### THE PROBLEM
Where an entry contains a picture, skip the picture and write out everything else exactly.

/---

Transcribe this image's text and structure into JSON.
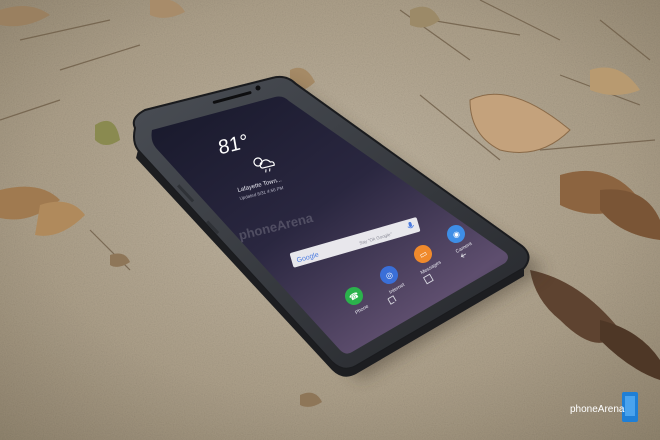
{
  "photo": {
    "brand_watermark": "phoneArena",
    "screen_watermark": "phoneArena"
  },
  "phone": {
    "body_color": "#2a2c30",
    "bumper_color": "#3c4046",
    "screen_top_color": "#1b1c2e",
    "screen_bottom_color": "#6a5a7a"
  },
  "lock_widget": {
    "temperature": "81°",
    "weather_icon": "partly-cloudy-rain-icon",
    "location": "Lafayette Town...",
    "updated": "Updated 8/31 4:56 PM"
  },
  "search_bar": {
    "logo": "Google",
    "hint": "Say \"Ok Google\"",
    "mic_icon": "microphone-icon"
  },
  "dock": [
    {
      "label": "Phone",
      "icon": "phone-icon",
      "color": "#2bb24c"
    },
    {
      "label": "Internet",
      "icon": "internet-planet-icon",
      "color": "#3a6fd8"
    },
    {
      "label": "Messages",
      "icon": "message-bubble-icon",
      "color": "#f08a2c"
    },
    {
      "label": "Camera",
      "icon": "camera-icon",
      "color": "#3e8ee6"
    }
  ],
  "nav_bar": {
    "recents_icon": "recents-icon",
    "home_icon": "home-icon",
    "back_icon": "back-icon"
  },
  "colors": {
    "sand": "#b3a792",
    "sand_dark": "#8f836d",
    "leaf": "#8a6a48"
  }
}
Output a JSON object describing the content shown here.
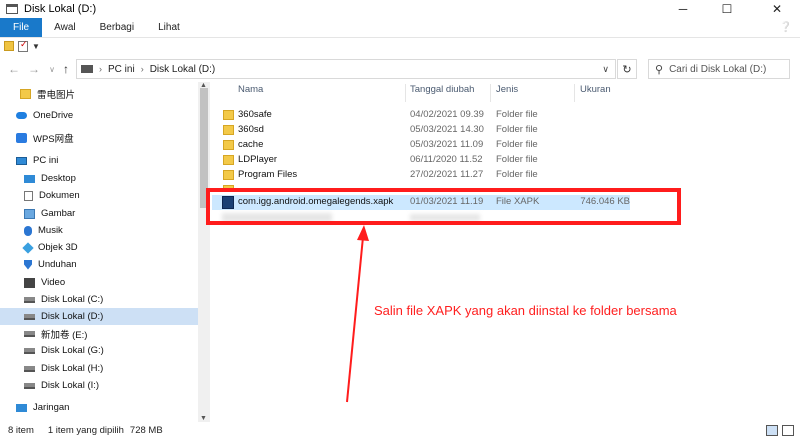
{
  "window": {
    "title": "Disk Lokal (D:)"
  },
  "controls": {
    "minimize": "─",
    "maximize": "☐",
    "close": "✕"
  },
  "ribbon": {
    "tabs": [
      "File",
      "Awal",
      "Berbagi",
      "Lihat"
    ],
    "help": "❔"
  },
  "address": {
    "crumbs": [
      "PC ini",
      "Disk Lokal (D:)"
    ],
    "search_placeholder": "Cari di Disk Lokal (D:)"
  },
  "nav": {
    "items": [
      {
        "label": "雷电图片",
        "icon": "folder-icon"
      },
      {
        "label": "OneDrive",
        "icon": "onedrive-icon"
      },
      {
        "label": "WPS网盘",
        "icon": "wps-icon"
      },
      {
        "label": "PC ini",
        "icon": "pc-icon"
      },
      {
        "label": "Desktop",
        "icon": "desktop-icon"
      },
      {
        "label": "Dokumen",
        "icon": "document-icon"
      },
      {
        "label": "Gambar",
        "icon": "picture-icon"
      },
      {
        "label": "Musik",
        "icon": "music-icon"
      },
      {
        "label": "Objek 3D",
        "icon": "3d-object-icon"
      },
      {
        "label": "Unduhan",
        "icon": "download-icon"
      },
      {
        "label": "Video",
        "icon": "video-icon"
      },
      {
        "label": "Disk Lokal (C:)",
        "icon": "drive-icon"
      },
      {
        "label": "Disk Lokal (D:)",
        "icon": "drive-icon"
      },
      {
        "label": "新加卷 (E:)",
        "icon": "drive-icon"
      },
      {
        "label": "Disk Lokal (G:)",
        "icon": "drive-icon"
      },
      {
        "label": "Disk Lokal (H:)",
        "icon": "drive-icon"
      },
      {
        "label": "Disk Lokal (I:)",
        "icon": "drive-icon"
      },
      {
        "label": "Jaringan",
        "icon": "network-icon"
      }
    ]
  },
  "columns": {
    "name": "Nama",
    "date": "Tanggal diubah",
    "type": "Jenis",
    "size": "Ukuran"
  },
  "files": [
    {
      "name": "360safe",
      "date": "04/02/2021 09.39",
      "type": "Folder file",
      "size": ""
    },
    {
      "name": "360sd",
      "date": "05/03/2021 14.30",
      "type": "Folder file",
      "size": ""
    },
    {
      "name": "cache",
      "date": "05/03/2021 11.09",
      "type": "Folder file",
      "size": ""
    },
    {
      "name": "LDPlayer",
      "date": "06/11/2020 11.52",
      "type": "Folder file",
      "size": ""
    },
    {
      "name": "Program Files",
      "date": "27/02/2021 11.27",
      "type": "Folder file",
      "size": ""
    },
    {
      "name": "com.igg.android.omegalegends.xapk",
      "date": "01/03/2021 11.19",
      "type": "File XAPK",
      "size": "746.046 KB"
    }
  ],
  "annotation": "Salin file XAPK yang akan diinstal ke folder bersama",
  "status": {
    "count": "8 item",
    "selected": "1 item yang dipilih",
    "size": "728 MB"
  }
}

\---

### RESULT FOR THIS EXERCISE
Transcribe this image's text and structure into JSON.
{
  "photo": {
    "brand_watermark": "phoneArena",
    "screen_watermark": "phoneArena"
  },
  "phone": {
    "body_color": "#2a2c30",
    "bumper_color": "#3c4046",
    "screen_top_color": "#1b1c2e",
    "screen_bottom_color": "#6a5a7a"
  },
  "lock_widget": {
    "temperature": "81°",
    "weather_icon": "partly-cloudy-rain-icon",
    "location": "Lafayette Town...",
    "updated": "Updated 8/31 4:56 PM"
  },
  "search_bar": {
    "logo": "Google",
    "hint": "Say \"Ok Google\"",
    "mic_icon": "microphone-icon"
  },
  "dock": [
    {
      "label": "Phone",
      "icon": "phone-icon",
      "color": "#2bb24c"
    },
    {
      "label": "Internet",
      "icon": "internet-planet-icon",
      "color": "#3a6fd8"
    },
    {
      "label": "Messages",
      "icon": "message-bubble-icon",
      "color": "#f08a2c"
    },
    {
      "label": "Camera",
      "icon": "camera-icon",
      "color": "#3e8ee6"
    }
  ],
  "nav_bar": {
    "recents_icon": "recents-icon",
    "home_icon": "home-icon",
    "back_icon": "back-icon"
  },
  "colors": {
    "sand": "#b3a792",
    "sand_dark": "#8f836d",
    "leaf": "#8a6a48"
  }
}
Output a JSON object describing the content shown here.
{
  "window": {
    "title": "Disk Lokal (D:)"
  },
  "controls": {
    "minimize": "─",
    "maximize": "☐",
    "close": "✕"
  },
  "ribbon": {
    "tabs": [
      "File",
      "Awal",
      "Berbagi",
      "Lihat"
    ],
    "help": "❔"
  },
  "address": {
    "crumbs": [
      "PC ini",
      "Disk Lokal (D:)"
    ],
    "search_placeholder": "Cari di Disk Lokal (D:)"
  },
  "nav": {
    "items": [
      {
        "label": "雷电图片",
        "icon": "folder-icon"
      },
      {
        "label": "OneDrive",
        "icon": "onedrive-icon"
      },
      {
        "label": "WPS网盘",
        "icon": "wps-icon"
      },
      {
        "label": "PC ini",
        "icon": "pc-icon"
      },
      {
        "label": "Desktop",
        "icon": "desktop-icon"
      },
      {
        "label": "Dokumen",
        "icon": "document-icon"
      },
      {
        "label": "Gambar",
        "icon": "picture-icon"
      },
      {
        "label": "Musik",
        "icon": "music-icon"
      },
      {
        "label": "Objek 3D",
        "icon": "3d-object-icon"
      },
      {
        "label": "Unduhan",
        "icon": "download-icon"
      },
      {
        "label": "Video",
        "icon": "video-icon"
      },
      {
        "label": "Disk Lokal (C:)",
        "icon": "drive-icon"
      },
      {
        "label": "Disk Lokal (D:)",
        "icon": "drive-icon"
      },
      {
        "label": "新加卷 (E:)",
        "icon": "drive-icon"
      },
      {
        "label": "Disk Lokal (G:)",
        "icon": "drive-icon"
      },
      {
        "label": "Disk Lokal (H:)",
        "icon": "drive-icon"
      },
      {
        "label": "Disk Lokal (I:)",
        "icon": "drive-icon"
      },
      {
        "label": "Jaringan",
        "icon": "network-icon"
      }
    ]
  },
  "columns": {
    "name": "Nama",
    "date": "Tanggal diubah",
    "type": "Jenis",
    "size": "Ukuran"
  },
  "files": [
    {
      "name": "360safe",
      "date": "04/02/2021 09.39",
      "type": "Folder file",
      "size": ""
    },
    {
      "name": "360sd",
      "date": "05/03/2021 14.30",
      "type": "Folder file",
      "size": ""
    },
    {
      "name": "cache",
      "date": "05/03/2021 11.09",
      "type": "Folder file",
      "size": ""
    },
    {
      "name": "LDPlayer",
      "date": "06/11/2020 11.52",
      "type": "Folder file",
      "size": ""
    },
    {
      "name": "Program Files",
      "date": "27/02/2021 11.27",
      "type": "Folder file",
      "size": ""
    },
    {
      "name": "com.igg.android.omegalegends.xapk",
      "date": "01/03/2021 11.19",
      "type": "File XAPK",
      "size": "746.046 KB"
    }
  ],
  "annotation": "Salin file XAPK yang akan diinstal ke folder bersama",
  "status": {
    "count": "8 item",
    "selected": "1 item yang dipilih",
    "size": "728 MB"
  }
}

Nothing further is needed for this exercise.